=== Directions ===
Type the entries out again exactly as they read, but leave every picture behind.
** Opening Dataset extract block **
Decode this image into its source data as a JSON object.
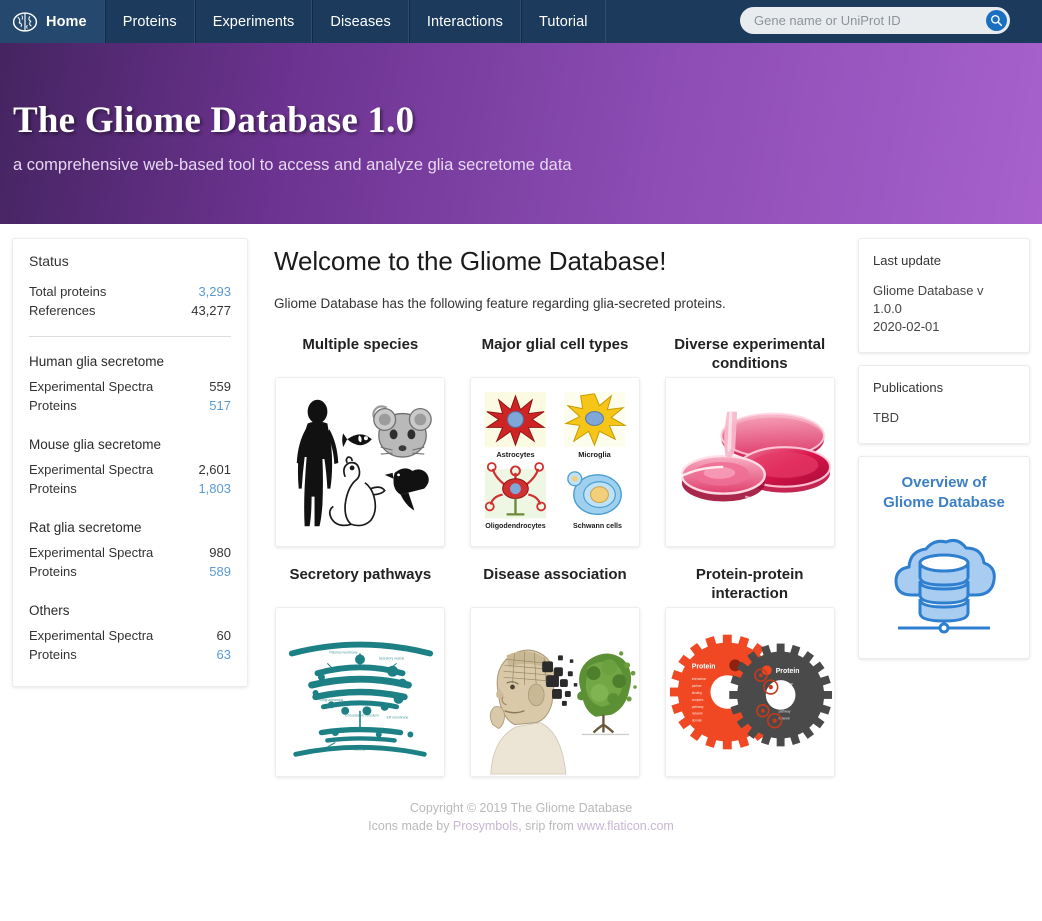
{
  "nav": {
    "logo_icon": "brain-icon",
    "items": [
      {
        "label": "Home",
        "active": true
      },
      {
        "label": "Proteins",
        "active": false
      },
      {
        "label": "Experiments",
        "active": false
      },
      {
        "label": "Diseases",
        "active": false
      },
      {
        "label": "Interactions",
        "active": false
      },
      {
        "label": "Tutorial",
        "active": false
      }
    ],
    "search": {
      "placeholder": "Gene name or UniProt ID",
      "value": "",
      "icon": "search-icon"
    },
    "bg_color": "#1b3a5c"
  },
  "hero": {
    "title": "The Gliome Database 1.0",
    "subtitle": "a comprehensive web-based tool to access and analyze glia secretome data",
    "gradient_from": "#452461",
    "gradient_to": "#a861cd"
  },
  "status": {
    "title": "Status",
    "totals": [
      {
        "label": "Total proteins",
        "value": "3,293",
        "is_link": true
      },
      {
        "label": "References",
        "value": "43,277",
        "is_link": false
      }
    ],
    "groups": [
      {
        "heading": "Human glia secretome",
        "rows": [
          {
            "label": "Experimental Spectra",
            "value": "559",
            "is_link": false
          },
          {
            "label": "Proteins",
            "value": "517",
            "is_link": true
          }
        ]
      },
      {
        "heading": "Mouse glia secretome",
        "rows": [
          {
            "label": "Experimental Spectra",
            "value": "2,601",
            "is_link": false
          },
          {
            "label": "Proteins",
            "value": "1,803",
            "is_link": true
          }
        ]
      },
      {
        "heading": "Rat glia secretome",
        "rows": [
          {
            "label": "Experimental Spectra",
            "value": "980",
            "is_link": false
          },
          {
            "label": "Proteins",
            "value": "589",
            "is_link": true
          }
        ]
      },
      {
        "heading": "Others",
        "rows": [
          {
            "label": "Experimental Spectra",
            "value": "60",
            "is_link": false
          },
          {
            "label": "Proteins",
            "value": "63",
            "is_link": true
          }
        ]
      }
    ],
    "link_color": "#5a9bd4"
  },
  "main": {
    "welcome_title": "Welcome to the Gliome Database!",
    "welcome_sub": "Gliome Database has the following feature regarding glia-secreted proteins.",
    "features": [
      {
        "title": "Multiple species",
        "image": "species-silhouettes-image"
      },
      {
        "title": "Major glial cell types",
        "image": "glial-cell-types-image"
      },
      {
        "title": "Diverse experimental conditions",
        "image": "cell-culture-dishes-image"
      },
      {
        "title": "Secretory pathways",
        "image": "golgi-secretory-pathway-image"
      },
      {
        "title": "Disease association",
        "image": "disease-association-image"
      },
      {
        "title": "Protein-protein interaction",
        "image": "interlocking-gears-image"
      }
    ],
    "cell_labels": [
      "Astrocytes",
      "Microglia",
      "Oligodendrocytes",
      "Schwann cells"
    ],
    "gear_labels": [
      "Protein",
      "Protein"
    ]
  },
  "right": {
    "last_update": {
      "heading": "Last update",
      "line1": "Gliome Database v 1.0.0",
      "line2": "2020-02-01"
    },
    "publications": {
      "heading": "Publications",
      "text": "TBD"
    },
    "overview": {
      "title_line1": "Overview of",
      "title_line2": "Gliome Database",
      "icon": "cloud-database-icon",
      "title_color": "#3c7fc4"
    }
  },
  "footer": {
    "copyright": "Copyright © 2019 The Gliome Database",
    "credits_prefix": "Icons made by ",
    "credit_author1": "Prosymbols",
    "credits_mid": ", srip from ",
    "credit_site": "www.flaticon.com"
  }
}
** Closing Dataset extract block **
=== Answer to this problem ===
Decode this image into its source data as a JSON object.
{
  "nav": {
    "logo_icon": "brain-icon",
    "items": [
      {
        "label": "Home",
        "active": true
      },
      {
        "label": "Proteins",
        "active": false
      },
      {
        "label": "Experiments",
        "active": false
      },
      {
        "label": "Diseases",
        "active": false
      },
      {
        "label": "Interactions",
        "active": false
      },
      {
        "label": "Tutorial",
        "active": false
      }
    ],
    "search": {
      "placeholder": "Gene name or UniProt ID",
      "value": "",
      "icon": "search-icon"
    },
    "bg_color": "#1b3a5c"
  },
  "hero": {
    "title": "The Gliome Database 1.0",
    "subtitle": "a comprehensive web-based tool to access and analyze glia secretome data",
    "gradient_from": "#452461",
    "gradient_to": "#a861cd"
  },
  "status": {
    "title": "Status",
    "totals": [
      {
        "label": "Total proteins",
        "value": "3,293",
        "is_link": true
      },
      {
        "label": "References",
        "value": "43,277",
        "is_link": false
      }
    ],
    "groups": [
      {
        "heading": "Human glia secretome",
        "rows": [
          {
            "label": "Experimental Spectra",
            "value": "559",
            "is_link": false
          },
          {
            "label": "Proteins",
            "value": "517",
            "is_link": true
          }
        ]
      },
      {
        "heading": "Mouse glia secretome",
        "rows": [
          {
            "label": "Experimental Spectra",
            "value": "2,601",
            "is_link": false
          },
          {
            "label": "Proteins",
            "value": "1,803",
            "is_link": true
          }
        ]
      },
      {
        "heading": "Rat glia secretome",
        "rows": [
          {
            "label": "Experimental Spectra",
            "value": "980",
            "is_link": false
          },
          {
            "label": "Proteins",
            "value": "589",
            "is_link": true
          }
        ]
      },
      {
        "heading": "Others",
        "rows": [
          {
            "label": "Experimental Spectra",
            "value": "60",
            "is_link": false
          },
          {
            "label": "Proteins",
            "value": "63",
            "is_link": true
          }
        ]
      }
    ],
    "link_color": "#5a9bd4"
  },
  "main": {
    "welcome_title": "Welcome to the Gliome Database!",
    "welcome_sub": "Gliome Database has the following feature regarding glia-secreted proteins.",
    "features": [
      {
        "title": "Multiple species",
        "image": "species-silhouettes-image"
      },
      {
        "title": "Major glial cell types",
        "image": "glial-cell-types-image"
      },
      {
        "title": "Diverse experimental conditions",
        "image": "cell-culture-dishes-image"
      },
      {
        "title": "Secretory pathways",
        "image": "golgi-secretory-pathway-image"
      },
      {
        "title": "Disease association",
        "image": "disease-association-image"
      },
      {
        "title": "Protein-protein interaction",
        "image": "interlocking-gears-image"
      }
    ],
    "cell_labels": [
      "Astrocytes",
      "Microglia",
      "Oligodendrocytes",
      "Schwann cells"
    ],
    "gear_labels": [
      "Protein",
      "Protein"
    ]
  },
  "right": {
    "last_update": {
      "heading": "Last update",
      "line1": "Gliome Database v 1.0.0",
      "line2": "2020-02-01"
    },
    "publications": {
      "heading": "Publications",
      "text": "TBD"
    },
    "overview": {
      "title_line1": "Overview of",
      "title_line2": "Gliome Database",
      "icon": "cloud-database-icon",
      "title_color": "#3c7fc4"
    }
  },
  "footer": {
    "copyright": "Copyright © 2019 The Gliome Database",
    "credits_prefix": "Icons made by ",
    "credit_author1": "Prosymbols",
    "credits_mid": ", srip from ",
    "credit_site": "www.flaticon.com"
  }
}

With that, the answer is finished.